Bangalore: Brad Haddin, the Australian wicketkeeper, is confident allrounder Shane Watson will be fit for this week's fifth and final Ashes Test against England at The Oval in London, he said on Monday (August 19).
Watson, the right-hand batsman who also bowls right-arm medium pace, was forced off the field midway through an over by a groin injury on the third day of the fourth Test at Chester-le-Street.
But he did return on the fourth and, as it turned out, final day, only to be dismissed in familiar fashion when he was lbw as Australia collapsed from 147 for 1 to 224 all out and a 74-run defeat as England took an unassailable 3-0 lead in the series.
However, Watson has since trained well and Haddin told a news conference at The Oval: "He's been bowling today and came through that all right, and he did all the running unassisted which is a good sign. We'll see how he pulls up tomorrow (Tuesday) but he's looking 100% percent to go."
Watson has struggled with the bat this series, scoring just one 50 while averaging 27, although his tight bowling has seen him become a handy back-up to Ryan Harris and Peter Siddle, the fast bowlers.
Haddin, also the Australian vice-captain, has a chance to break Rod Marsh's world record for most dismissals in a series and has expressed a desire to play on until the 2015 World Cup.
Haddin, 35, currently has 25 catches from four Tests this series, and needs just three dismissals at The Oval to join Marsh and four to break his record, which has stood since the 1982-83 Ashes.
Haddin, the New South Wales gloveman, was unaware of the pending milestone, praising the consistency of the bowlers for getting him close. Haddin also made it clear the back-to-back Ashes series wouldn't be his swansong and says he hopes to play on until he's at least 37.
Marsh retired from Test cricket at 36 and Ian Healy and Adam Gilchrist at 35. If Haddin still plays Test cricket two years on, he will be Australia's oldest wicketkeeper since Hammy Love made a one-off appearance in 1933.

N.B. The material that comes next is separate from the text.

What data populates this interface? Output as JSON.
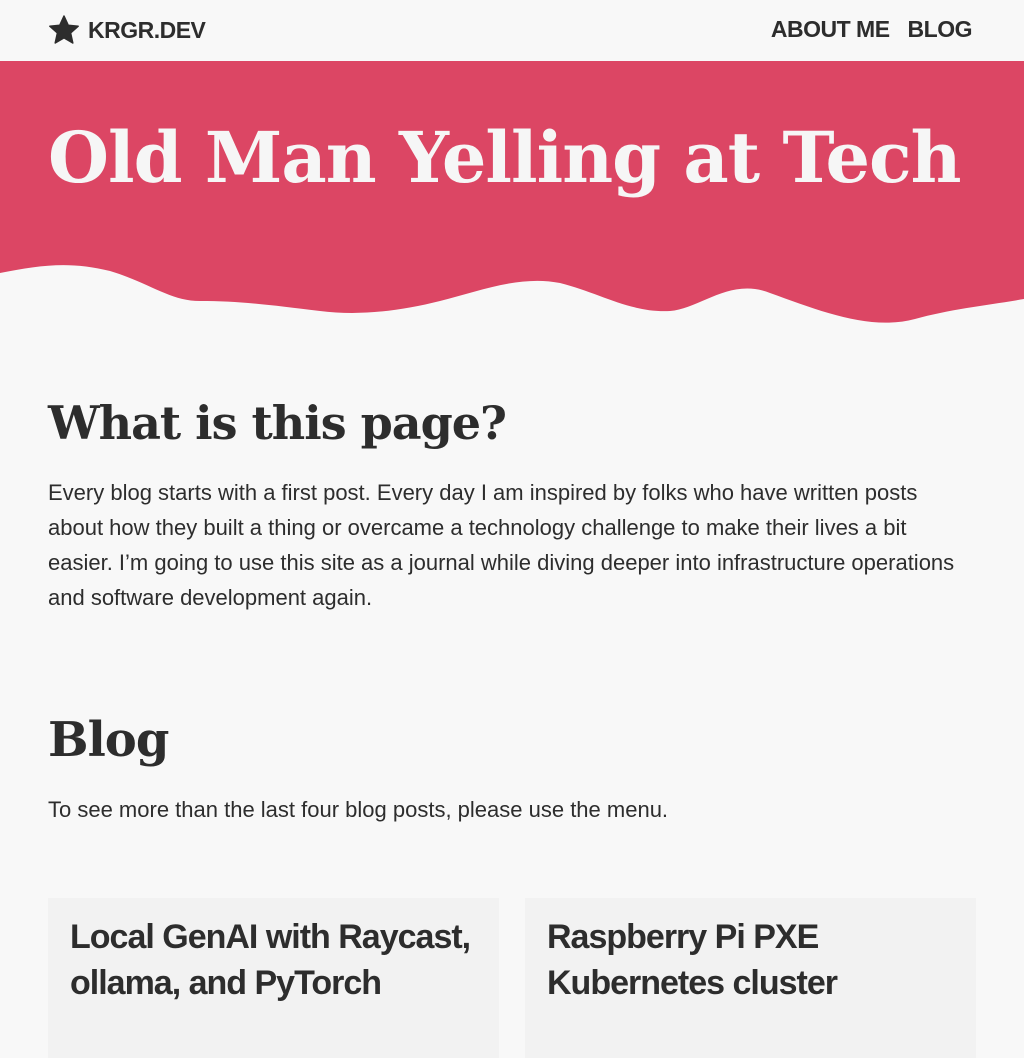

"I think I've still got a lot of cricket left in me now and to the 2015 World Cup. So I'm keen to play there," he said. "I wasn't aware of that (record) at all. I'd take that back for a win.
"You don't play for them. When they come along, it's a nice achievement but I'd take a few wins over that. When you tick those milestones off on the way, it's obviously flattering but it's also pretty hollow if you don't win any cricket games. From that point of view, I'd love to win this one moving forward to Australia."

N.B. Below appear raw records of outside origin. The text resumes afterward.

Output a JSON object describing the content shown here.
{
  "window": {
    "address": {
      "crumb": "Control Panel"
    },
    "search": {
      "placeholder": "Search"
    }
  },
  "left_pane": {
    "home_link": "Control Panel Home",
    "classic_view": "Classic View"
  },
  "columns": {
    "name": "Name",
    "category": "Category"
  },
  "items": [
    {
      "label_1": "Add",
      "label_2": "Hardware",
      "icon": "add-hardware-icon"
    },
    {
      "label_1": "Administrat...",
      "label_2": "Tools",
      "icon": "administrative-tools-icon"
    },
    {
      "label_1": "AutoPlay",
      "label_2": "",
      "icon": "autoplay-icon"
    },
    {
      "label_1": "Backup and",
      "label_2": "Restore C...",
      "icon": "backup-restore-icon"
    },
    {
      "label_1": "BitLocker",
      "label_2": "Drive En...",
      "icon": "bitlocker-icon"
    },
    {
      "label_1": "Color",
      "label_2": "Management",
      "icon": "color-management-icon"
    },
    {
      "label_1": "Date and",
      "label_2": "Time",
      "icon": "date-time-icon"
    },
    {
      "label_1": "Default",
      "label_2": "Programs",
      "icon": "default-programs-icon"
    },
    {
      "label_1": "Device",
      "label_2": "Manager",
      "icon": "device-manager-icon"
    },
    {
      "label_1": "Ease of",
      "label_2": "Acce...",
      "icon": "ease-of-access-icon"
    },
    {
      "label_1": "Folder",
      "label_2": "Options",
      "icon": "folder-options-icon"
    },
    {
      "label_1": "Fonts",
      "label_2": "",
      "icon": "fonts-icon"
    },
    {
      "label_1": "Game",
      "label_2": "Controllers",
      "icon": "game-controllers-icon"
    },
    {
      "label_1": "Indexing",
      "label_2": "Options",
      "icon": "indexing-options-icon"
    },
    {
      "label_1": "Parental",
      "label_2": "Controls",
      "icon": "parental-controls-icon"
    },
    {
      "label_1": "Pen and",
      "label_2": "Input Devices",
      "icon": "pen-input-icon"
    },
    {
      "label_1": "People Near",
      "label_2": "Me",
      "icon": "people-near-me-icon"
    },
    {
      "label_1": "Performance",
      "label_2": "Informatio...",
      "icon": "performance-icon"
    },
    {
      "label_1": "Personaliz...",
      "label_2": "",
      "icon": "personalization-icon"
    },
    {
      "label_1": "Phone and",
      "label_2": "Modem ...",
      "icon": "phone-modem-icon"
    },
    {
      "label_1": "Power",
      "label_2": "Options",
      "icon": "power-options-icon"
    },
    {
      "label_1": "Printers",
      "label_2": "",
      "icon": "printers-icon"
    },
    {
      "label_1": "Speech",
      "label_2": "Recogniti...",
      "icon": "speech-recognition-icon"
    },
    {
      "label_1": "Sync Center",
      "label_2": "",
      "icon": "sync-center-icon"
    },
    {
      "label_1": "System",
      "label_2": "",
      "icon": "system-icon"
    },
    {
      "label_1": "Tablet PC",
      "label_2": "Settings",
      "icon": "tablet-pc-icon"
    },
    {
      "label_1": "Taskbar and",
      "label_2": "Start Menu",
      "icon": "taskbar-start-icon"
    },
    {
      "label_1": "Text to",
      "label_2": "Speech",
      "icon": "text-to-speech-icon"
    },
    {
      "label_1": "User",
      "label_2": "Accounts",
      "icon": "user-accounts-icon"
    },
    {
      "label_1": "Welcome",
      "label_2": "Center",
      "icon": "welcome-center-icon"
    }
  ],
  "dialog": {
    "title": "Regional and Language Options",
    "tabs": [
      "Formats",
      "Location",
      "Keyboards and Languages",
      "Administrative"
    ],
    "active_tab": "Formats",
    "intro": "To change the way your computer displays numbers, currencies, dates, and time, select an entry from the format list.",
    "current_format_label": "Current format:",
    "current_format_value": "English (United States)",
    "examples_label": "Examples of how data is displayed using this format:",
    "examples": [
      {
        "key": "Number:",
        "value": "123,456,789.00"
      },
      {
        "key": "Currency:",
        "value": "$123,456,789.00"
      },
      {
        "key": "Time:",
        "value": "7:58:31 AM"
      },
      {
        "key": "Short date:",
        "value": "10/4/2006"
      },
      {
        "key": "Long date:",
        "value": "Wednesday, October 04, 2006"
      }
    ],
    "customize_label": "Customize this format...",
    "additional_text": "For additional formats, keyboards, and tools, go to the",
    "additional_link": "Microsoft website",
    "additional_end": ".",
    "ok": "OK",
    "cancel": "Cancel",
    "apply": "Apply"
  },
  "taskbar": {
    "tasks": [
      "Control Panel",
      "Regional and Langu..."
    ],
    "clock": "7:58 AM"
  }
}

Haddin had a poor keeping performance at Lord's, with a missed chance of Joe Root in the second innings when the England batsman was on 8, costing Australia dearly. Root went on to make 180 after England lost three quick wickets for 30 runs.
In contrast, he had a stunning match at Old Trafford, where he smashed 65 not out and took a spectacular catch off Siddle.
Haddin said he was happy with his own form. "You've still got to perform, you've still got to challenge yourself to get better," he said. "My batting feels in a good place. I feel comfortable with where my keeping is at, it's felt especially good the last couple of games. It wasn't where I wanted it to be after Lord's."